@JimT: The actual interpretation of what users are saying about what they actually want and need in a product is the gold standard, as you well point out, Jim. I think that's the best practice that really differentiates the Cadillac Design Research Team and the smart phone example you cited. It's a great skill to be able to translate those subtle nuances around behavior and what wasn't said into tangible product requirements and innovations that resonate as opposed to being sidetracked by the obvious wish-lists and complaints that customers actively verbalize.
Truchard will be presented the award at the 2014 Golden Mousetrap Awards ceremony during the co-located events Pacific Design & Manufacturing, MD&M West, WestPack, PLASTEC West, Electronics West, ATX West, and AeroCon.
In a bid to boost the viability of lithium-based electric car batteries, a team at Lawrence Berkeley National Laboratory has developed a chemistry that could possibly double an EV’s driving range while cutting its battery cost in half.
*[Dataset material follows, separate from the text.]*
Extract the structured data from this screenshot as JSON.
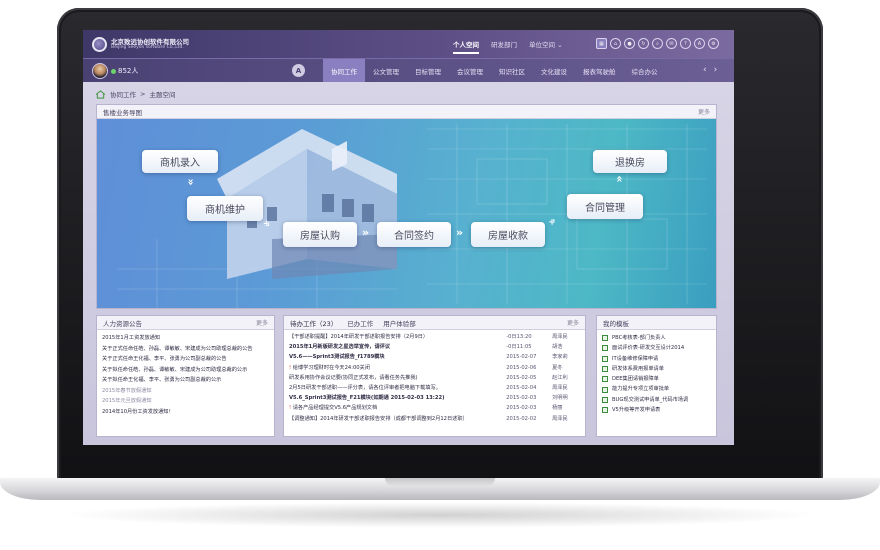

For industrial control applications, or even a simple assembly line, that machine can go almost 24/7 without a break. But what happens when the task is a little more complex? That’s where the “smart” machine would come in. The smart machine is one that has some simple (or complex in some cases) processing capability to be able to adapt to changing conditions. Such machines are suited for a host of applications, including automotive, aerospace, defense, medical, computers and electronics, telecommunications, consumer goods, and so on. This discussion will examine what’s possible with smart machines, and what tradeoffs need to be made to implement such a solution.